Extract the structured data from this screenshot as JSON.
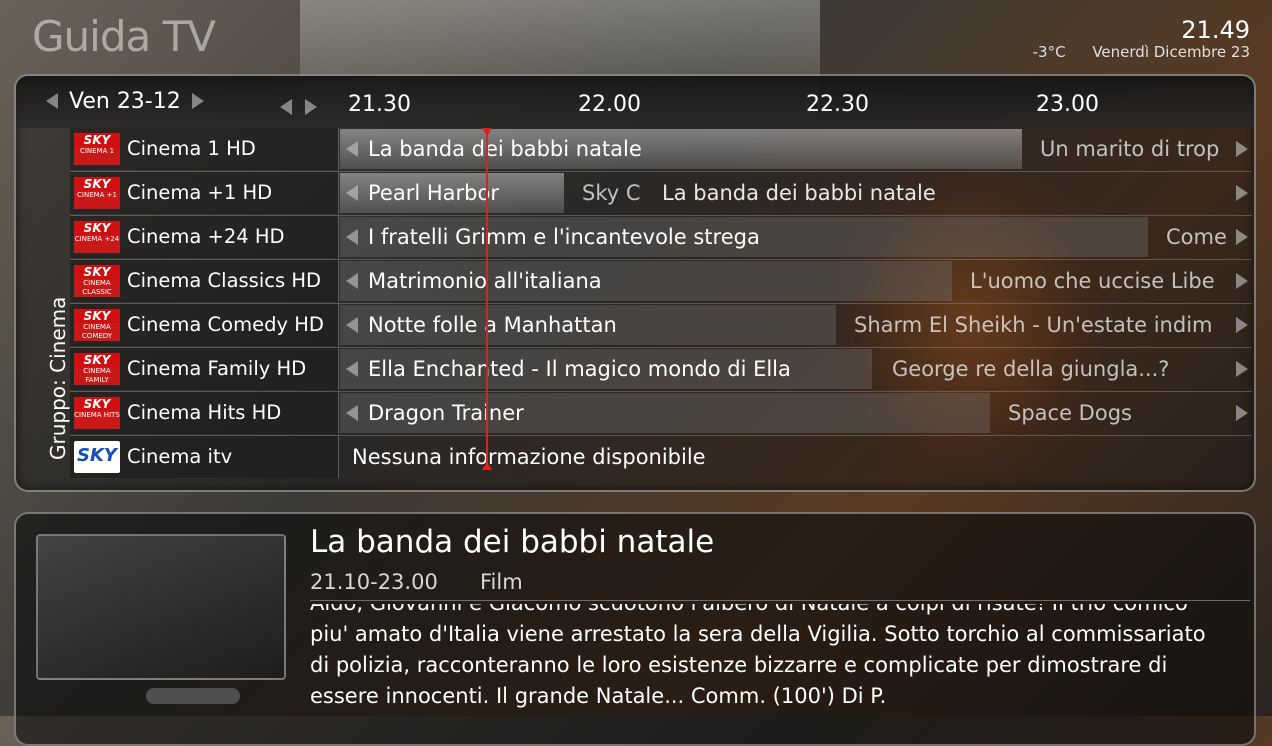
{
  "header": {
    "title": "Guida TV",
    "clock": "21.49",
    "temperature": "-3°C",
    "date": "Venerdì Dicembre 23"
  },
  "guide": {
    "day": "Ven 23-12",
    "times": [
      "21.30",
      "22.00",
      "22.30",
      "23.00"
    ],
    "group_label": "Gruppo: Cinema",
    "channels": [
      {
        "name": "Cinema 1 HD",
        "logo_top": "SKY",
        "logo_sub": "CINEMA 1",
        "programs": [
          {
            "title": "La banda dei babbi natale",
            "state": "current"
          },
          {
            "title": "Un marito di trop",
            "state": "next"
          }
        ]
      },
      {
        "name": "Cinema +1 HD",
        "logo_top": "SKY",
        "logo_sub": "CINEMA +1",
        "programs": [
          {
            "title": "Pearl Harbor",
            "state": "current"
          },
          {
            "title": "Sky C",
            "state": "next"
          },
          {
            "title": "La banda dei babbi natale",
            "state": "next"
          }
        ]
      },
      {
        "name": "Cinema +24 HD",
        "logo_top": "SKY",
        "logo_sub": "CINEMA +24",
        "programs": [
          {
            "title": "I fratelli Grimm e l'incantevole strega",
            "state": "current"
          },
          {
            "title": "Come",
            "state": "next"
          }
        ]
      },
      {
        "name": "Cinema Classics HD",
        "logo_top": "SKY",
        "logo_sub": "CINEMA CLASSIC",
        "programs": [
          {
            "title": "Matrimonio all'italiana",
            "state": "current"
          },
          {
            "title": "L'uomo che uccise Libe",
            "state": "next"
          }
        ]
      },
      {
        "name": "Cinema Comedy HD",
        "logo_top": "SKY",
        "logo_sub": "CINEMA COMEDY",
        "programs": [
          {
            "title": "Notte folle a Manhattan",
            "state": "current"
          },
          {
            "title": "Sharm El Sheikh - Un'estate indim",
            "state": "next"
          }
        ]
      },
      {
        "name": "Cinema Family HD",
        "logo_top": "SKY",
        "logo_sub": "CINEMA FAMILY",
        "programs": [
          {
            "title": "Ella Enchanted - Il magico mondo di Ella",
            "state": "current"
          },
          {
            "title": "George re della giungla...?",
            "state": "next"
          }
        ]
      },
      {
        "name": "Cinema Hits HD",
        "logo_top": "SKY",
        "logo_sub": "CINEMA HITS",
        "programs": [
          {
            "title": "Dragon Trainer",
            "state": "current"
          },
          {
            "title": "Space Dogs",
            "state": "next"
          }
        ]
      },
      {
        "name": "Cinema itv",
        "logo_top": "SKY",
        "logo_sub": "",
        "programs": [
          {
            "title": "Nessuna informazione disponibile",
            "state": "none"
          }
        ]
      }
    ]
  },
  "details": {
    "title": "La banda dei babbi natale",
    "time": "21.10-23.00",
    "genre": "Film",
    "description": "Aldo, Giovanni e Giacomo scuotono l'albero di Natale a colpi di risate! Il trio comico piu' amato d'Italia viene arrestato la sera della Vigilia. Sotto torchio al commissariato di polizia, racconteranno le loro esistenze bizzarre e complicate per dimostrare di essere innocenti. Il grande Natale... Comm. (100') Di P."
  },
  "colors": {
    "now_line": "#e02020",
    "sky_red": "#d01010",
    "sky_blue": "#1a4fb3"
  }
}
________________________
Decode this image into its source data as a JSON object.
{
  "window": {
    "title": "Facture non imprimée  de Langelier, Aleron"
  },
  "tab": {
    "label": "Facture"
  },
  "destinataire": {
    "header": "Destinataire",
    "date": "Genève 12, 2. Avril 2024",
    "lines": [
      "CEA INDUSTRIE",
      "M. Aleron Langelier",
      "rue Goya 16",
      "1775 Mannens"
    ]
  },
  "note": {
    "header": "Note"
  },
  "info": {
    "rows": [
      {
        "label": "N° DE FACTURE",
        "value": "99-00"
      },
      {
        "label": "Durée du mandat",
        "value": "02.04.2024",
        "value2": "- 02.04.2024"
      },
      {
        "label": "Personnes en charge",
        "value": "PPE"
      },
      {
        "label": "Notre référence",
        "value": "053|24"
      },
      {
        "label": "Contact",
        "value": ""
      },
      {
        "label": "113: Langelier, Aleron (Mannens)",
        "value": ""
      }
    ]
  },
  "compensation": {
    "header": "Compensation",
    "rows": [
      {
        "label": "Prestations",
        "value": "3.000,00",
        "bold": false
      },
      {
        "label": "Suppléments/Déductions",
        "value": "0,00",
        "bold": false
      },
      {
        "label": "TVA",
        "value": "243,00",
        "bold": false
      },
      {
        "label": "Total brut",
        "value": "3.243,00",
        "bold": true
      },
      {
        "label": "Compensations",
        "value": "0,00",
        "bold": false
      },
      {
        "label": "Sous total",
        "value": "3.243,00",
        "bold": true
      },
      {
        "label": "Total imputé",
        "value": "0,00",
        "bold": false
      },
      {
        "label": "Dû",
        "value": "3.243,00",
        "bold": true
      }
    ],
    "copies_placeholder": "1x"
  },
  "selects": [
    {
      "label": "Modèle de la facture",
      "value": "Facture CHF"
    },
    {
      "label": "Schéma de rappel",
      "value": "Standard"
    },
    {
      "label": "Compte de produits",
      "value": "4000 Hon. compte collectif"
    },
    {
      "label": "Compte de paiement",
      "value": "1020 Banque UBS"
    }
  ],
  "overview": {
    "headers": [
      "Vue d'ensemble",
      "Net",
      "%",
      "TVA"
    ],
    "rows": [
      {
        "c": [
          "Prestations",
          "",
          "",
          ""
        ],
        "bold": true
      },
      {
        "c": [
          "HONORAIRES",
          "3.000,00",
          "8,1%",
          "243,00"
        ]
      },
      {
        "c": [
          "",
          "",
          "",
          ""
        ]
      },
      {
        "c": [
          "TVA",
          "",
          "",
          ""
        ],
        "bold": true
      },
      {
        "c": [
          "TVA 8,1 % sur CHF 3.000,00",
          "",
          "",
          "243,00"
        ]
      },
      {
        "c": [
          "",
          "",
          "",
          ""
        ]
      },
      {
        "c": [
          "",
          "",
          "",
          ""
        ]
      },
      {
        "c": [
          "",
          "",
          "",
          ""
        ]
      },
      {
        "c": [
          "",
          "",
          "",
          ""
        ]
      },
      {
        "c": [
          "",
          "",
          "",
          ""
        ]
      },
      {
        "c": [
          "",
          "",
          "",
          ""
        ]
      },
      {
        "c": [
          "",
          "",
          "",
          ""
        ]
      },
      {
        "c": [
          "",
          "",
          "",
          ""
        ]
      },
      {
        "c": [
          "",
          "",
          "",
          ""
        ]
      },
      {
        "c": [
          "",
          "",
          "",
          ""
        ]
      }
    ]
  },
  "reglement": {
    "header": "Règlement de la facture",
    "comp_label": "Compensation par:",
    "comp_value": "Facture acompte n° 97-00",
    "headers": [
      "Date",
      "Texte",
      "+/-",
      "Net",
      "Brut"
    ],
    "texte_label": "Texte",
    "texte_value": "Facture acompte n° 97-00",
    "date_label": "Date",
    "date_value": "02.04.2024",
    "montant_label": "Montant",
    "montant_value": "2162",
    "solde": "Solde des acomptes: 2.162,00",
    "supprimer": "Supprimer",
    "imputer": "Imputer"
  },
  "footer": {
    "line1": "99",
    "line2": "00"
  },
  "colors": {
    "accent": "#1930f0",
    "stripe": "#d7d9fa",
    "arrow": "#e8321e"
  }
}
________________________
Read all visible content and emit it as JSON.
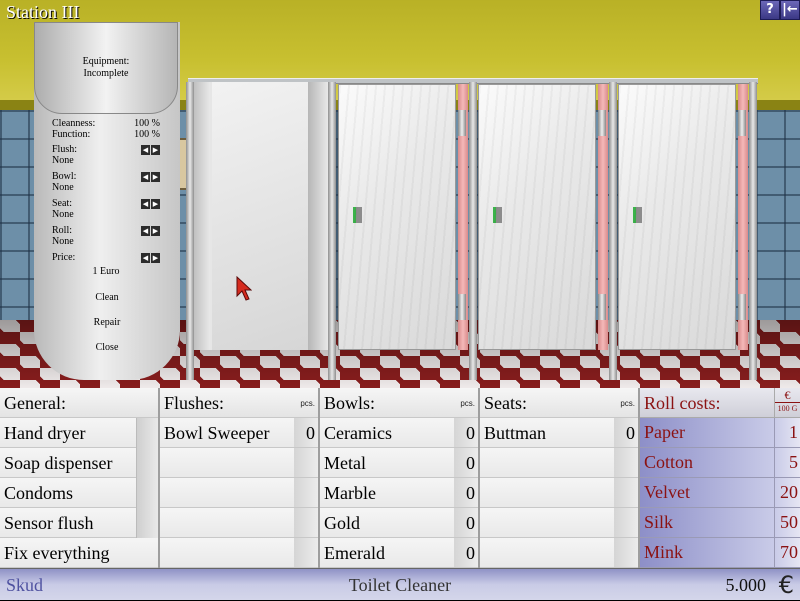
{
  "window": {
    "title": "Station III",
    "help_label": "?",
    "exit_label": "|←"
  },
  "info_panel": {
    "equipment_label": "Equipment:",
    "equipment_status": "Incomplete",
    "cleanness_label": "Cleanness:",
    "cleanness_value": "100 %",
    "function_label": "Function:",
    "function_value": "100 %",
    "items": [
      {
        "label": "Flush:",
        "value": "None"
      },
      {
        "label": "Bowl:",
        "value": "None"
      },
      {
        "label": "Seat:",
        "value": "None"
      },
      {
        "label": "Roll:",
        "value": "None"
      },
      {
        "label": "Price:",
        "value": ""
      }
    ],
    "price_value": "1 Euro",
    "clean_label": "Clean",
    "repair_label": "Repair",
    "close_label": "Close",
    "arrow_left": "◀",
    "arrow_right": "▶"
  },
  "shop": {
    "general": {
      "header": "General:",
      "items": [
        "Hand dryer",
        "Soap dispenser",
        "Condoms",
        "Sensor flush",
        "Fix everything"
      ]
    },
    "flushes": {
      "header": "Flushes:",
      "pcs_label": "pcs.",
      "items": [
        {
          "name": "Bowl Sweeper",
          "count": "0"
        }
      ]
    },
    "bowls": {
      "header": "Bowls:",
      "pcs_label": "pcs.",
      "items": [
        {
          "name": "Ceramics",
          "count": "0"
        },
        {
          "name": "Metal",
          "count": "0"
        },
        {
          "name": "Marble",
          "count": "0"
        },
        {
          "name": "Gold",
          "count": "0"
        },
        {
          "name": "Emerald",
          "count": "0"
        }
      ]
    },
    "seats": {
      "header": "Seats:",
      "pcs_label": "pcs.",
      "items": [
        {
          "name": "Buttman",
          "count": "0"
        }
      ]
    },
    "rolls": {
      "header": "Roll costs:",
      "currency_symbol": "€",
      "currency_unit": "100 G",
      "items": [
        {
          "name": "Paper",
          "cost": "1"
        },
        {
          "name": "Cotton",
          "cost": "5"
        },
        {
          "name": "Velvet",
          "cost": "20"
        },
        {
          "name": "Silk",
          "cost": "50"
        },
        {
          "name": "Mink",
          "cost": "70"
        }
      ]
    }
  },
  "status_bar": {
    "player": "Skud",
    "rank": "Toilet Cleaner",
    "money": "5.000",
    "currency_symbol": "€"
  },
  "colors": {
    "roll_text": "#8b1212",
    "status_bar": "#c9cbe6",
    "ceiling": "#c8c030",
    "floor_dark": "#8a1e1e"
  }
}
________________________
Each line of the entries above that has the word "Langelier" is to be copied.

    "title": "Facture non imprimée  de Langelier, Aleron"
      "M. Aleron Langelier",
        "label": "113: Langelier, Aleron (Mannens)",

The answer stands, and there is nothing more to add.